12 October: NILU scientists provide new estimates of the methane emitted from the Nord Stream leaks. The new estimates suggest that in total, between 56 000-155 000 tonnes of methane were released into the atmosphere.
Estimates of the methane released into the atmosphere from the Nord Stream leaks were made using atmospheric observations at sites in the ICOS network and one additional site at Kjeller, Norway, operated by NILU.
“The method uses a model of atmospheric transport to relate the observations of atmospheric concentrations to emissions”, explains senior scientist Rona Thompson at NILU.
The four Nord Stream leaks occurred at approximately two locations on 26. September 2022. The first leak started at 02:03 local time (Nord Stream 2, Pipeline A). Later leaks started at 19:03 local time (Nord Stream 1 Pipeline A and B, Nord Stream 2 Pipeline A) and occurred over a small area, approximated by a single location in the NILU estimates.
Breaks in 3 the pipelines located close to Bornholm, Denmark, effectively resulted in 6 separate sections of broken pipeline: 3 shorter sections on the German side and 3 longer sections from Bornholm to Russia.
A first estimate of the gas leaking from the pipeline into the sea can be obtained based on the initial pressure of gas in the pipelines.
“At NILU, we have been studying natural and anthropogenic emissions of methane from the sea for many years; this amount is unprecedented”, adds senior scientist Ignacio Pisso, also NILU.
After getting new data from the Birkenes observatory and doing a rerun of the model based on the first 3 days of the leak, he saw that the amount of methane leaking out could reach 155 000 tonnes.
However, the amount emitted to the atmosphere is more difficult to quantify as not all methane released into the sea will reach the atmosphere.
According to senior researcher and team leader Bénédicte Ferré from CAGE/UiT – The Arctic University of Norway, naturally occurring microbes feed on methane coming out of the ocean floor.
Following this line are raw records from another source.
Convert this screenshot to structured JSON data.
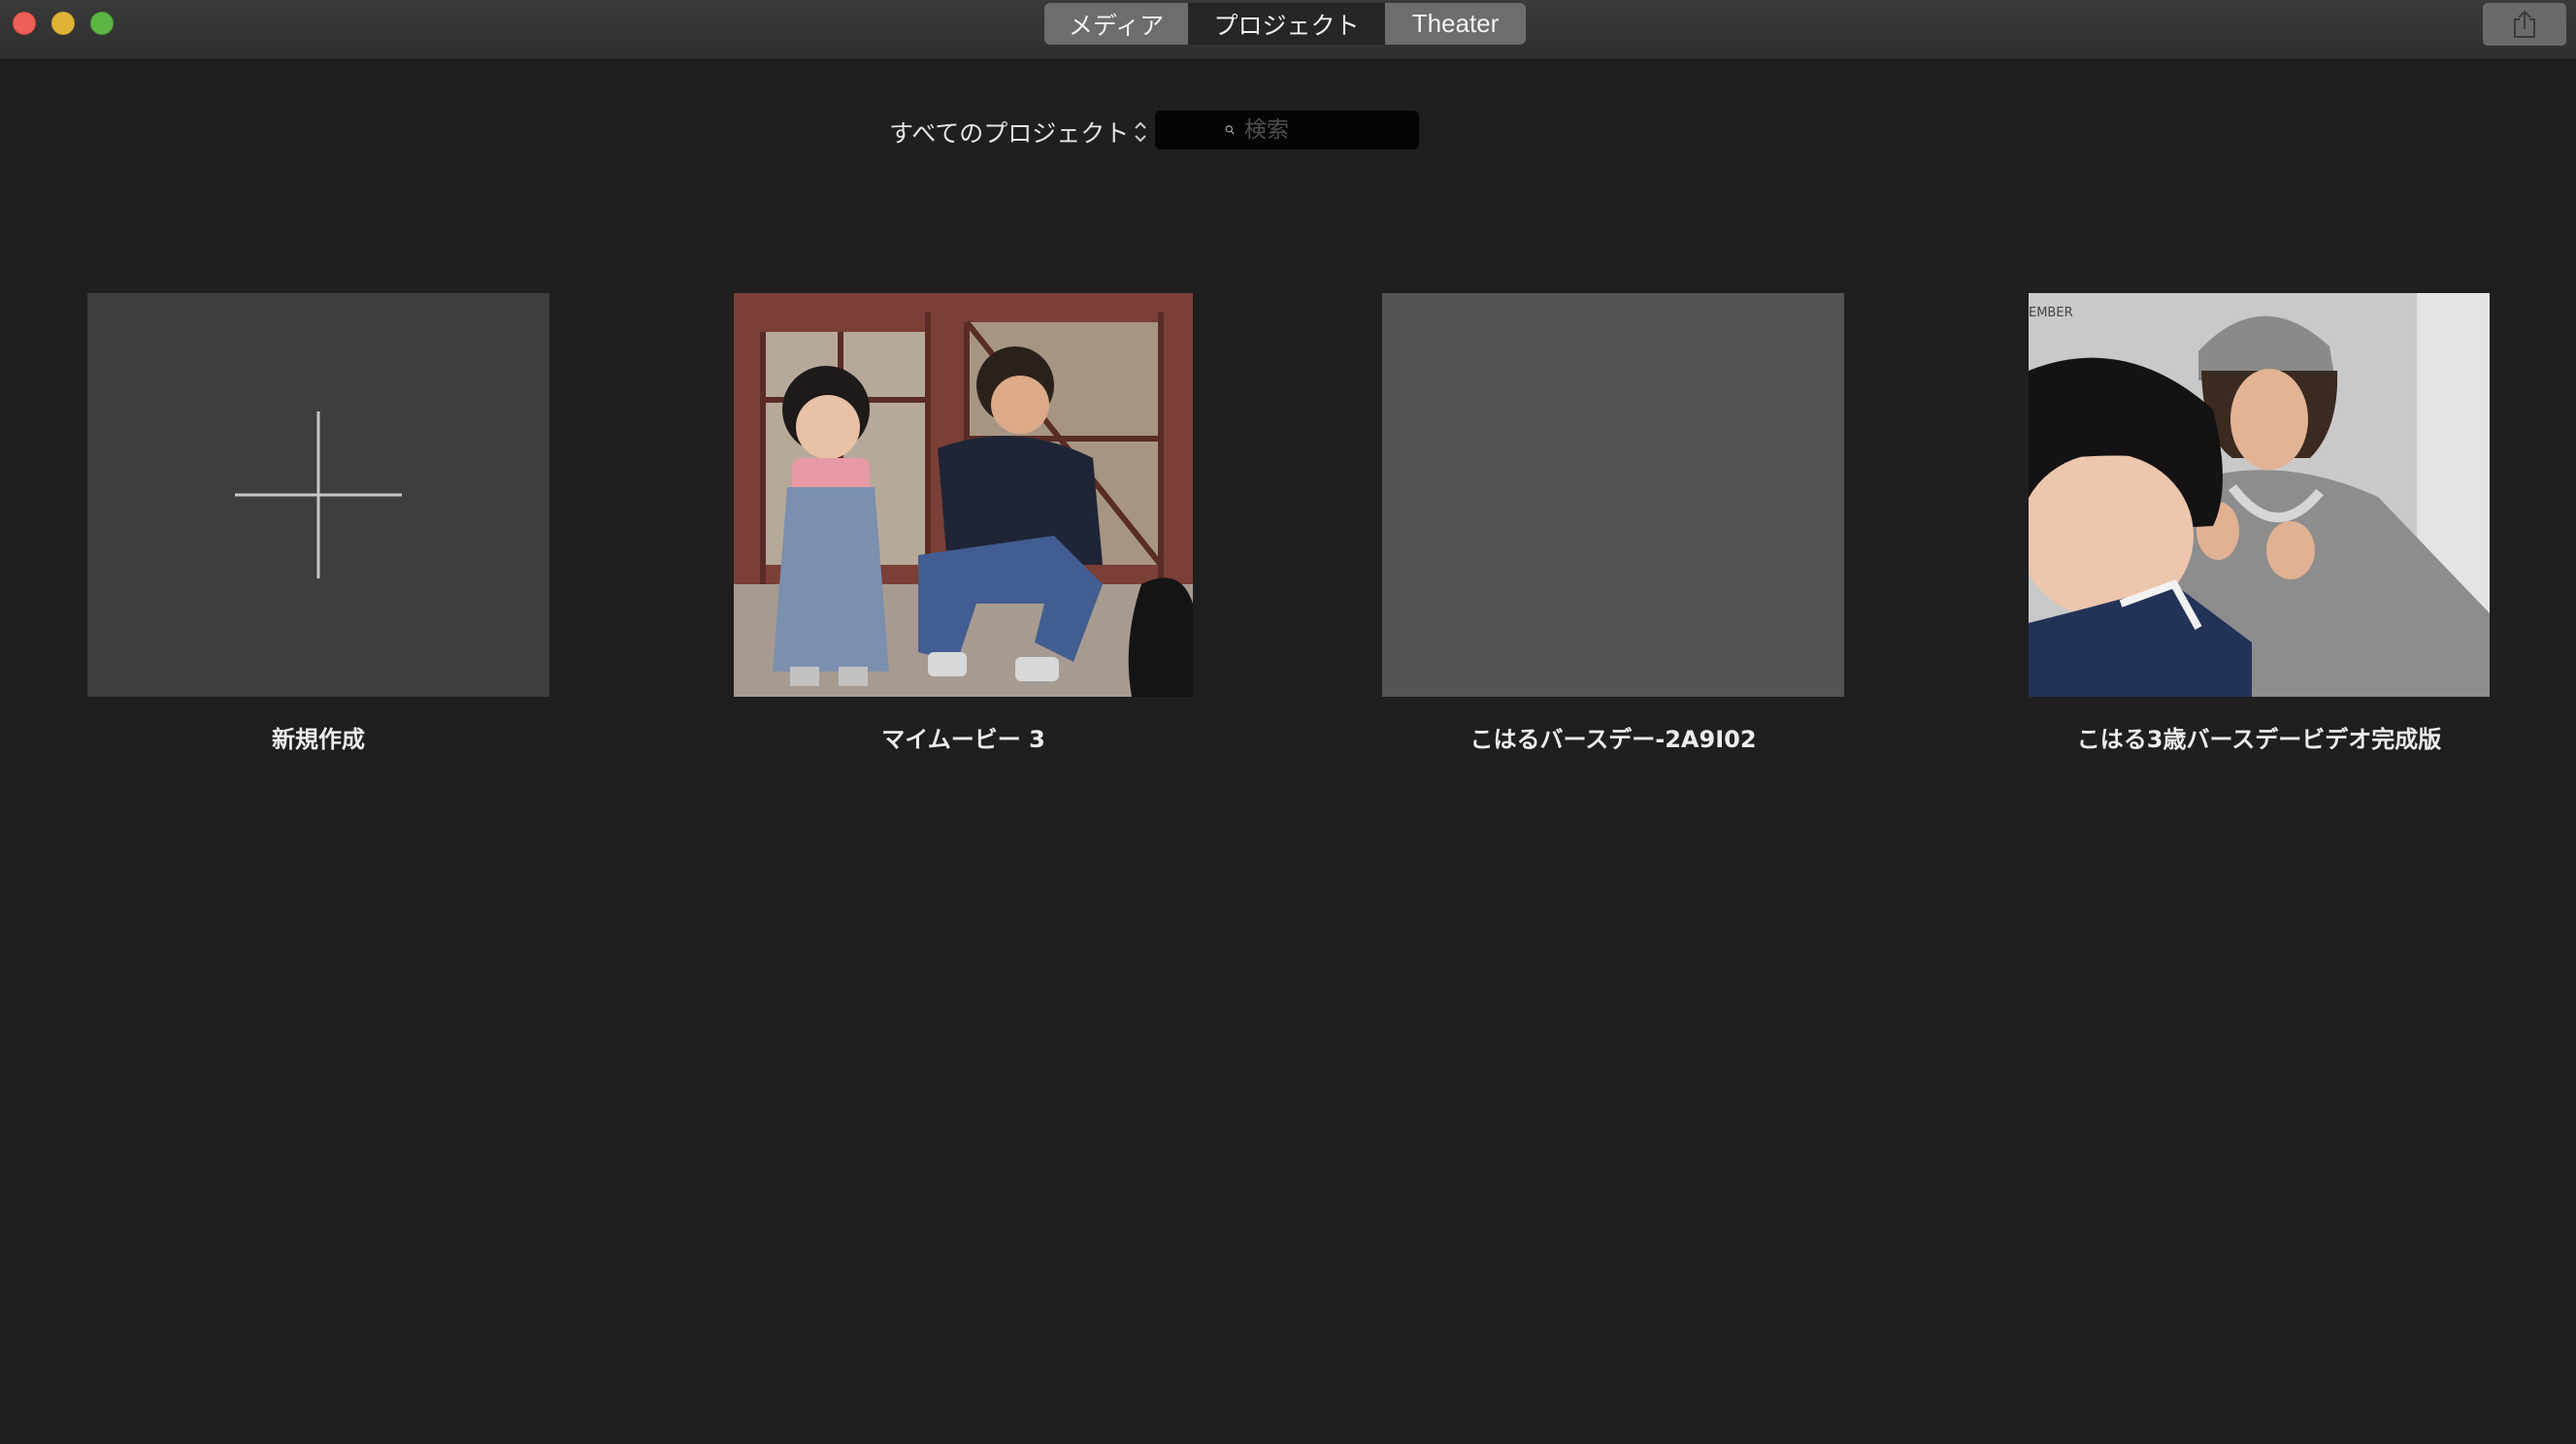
{
  "tabs": {
    "media": "メディア",
    "project": "プロジェクト",
    "theater": "Theater",
    "selected": "project"
  },
  "toolbar": {
    "filter_label": "すべてのプロジェクト",
    "search_placeholder": "検索"
  },
  "projects": [
    {
      "label": "新規作成",
      "kind": "new",
      "icon": "plus-icon"
    },
    {
      "label": "マイムービー 3",
      "kind": "thumbnail"
    },
    {
      "label": "こはるバースデー-2A9I02",
      "kind": "empty"
    },
    {
      "label": "こはる3歳バースデービデオ完成版",
      "kind": "thumbnail"
    }
  ],
  "thumbnail_text": {
    "p3_corner": "EMBER"
  },
  "icons": {
    "share": "share-icon",
    "search": "search-icon",
    "filter_arrows": "up-down-chevron-icon"
  },
  "colors": {
    "window_bg": "#1f1f1f",
    "titlebar": "#333333",
    "segment": "#6d6d6d",
    "segment_selected": "#262626",
    "tile_new": "#3e3e3e",
    "tile_empty": "#545454",
    "close": "#ed5f57",
    "minimize": "#e0b338",
    "zoom": "#5bb643"
  }
}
“However, in this case, the amount of methane is orders of magnitude larger than that occurring naturally. It is also being released with such power that the microbes won’t have time to consume much of it”, she says.
To get an estimate of how much actually reached the atmosphere, scientists at NILU used atmospheric observations, but “these estimates are challenging to make, owing to uncertainties in the modelled atmospheric transport”, explains Thompson. “The diameter of the emission sources is only in the order of a hundred meters, but the atmospheric observations were recorded at sites up to hundreds of kilometers away.”
“Differences between the actual and modelled timing and location of the methane plume influence our emission estimates. Atmospheric flow is chaotic, and we are looking at a particular feature,” adds Ignacio Pisso.
Negligible climate impact
“If we compare the 155 000 tonnes of methane suspected to leak out of the Nord Stream pipes with the 22 000 tonnes of methane expected to be released from the Norwegian-western Svalbard margin per year, we see that the Nord Stream would leak between 2.5 and 7 times more than this natural phenomenon in just a few days,” continues Bénédicte Ferré. “The Nord Stream leak also occurred in shallower water.”
Although the Nord Stream leaks were large, the overall climate impact is still negligible. The approximately 56 000-155 000 tonnes released represents only about 0.01-0.03% of the methane emitted globally every year. The marine impact is also small since it lasted only for a short time period.
“What this event does highlight is the vulnerability of gas transport and storage infrastructure and its associated climate risk”, says senior scientist Stephen M. Platt from NILU. “Although natural gas as an energy source is considered to have a lower climate impact compared to coal, this advantage will be lost if a significant amount of methane leaks out.”
Methane is 30 times more powerful than CO2 as a greenhouse gas over a 100-year period and has a relatively short-lived lifetime in the atmosphere – about 10 years.
“Thus, reducing methane emissions needs to be a global priority this decade if we are to have any chance at keeping warming below 1.5°C by 2030”, concludes Rona Thompson.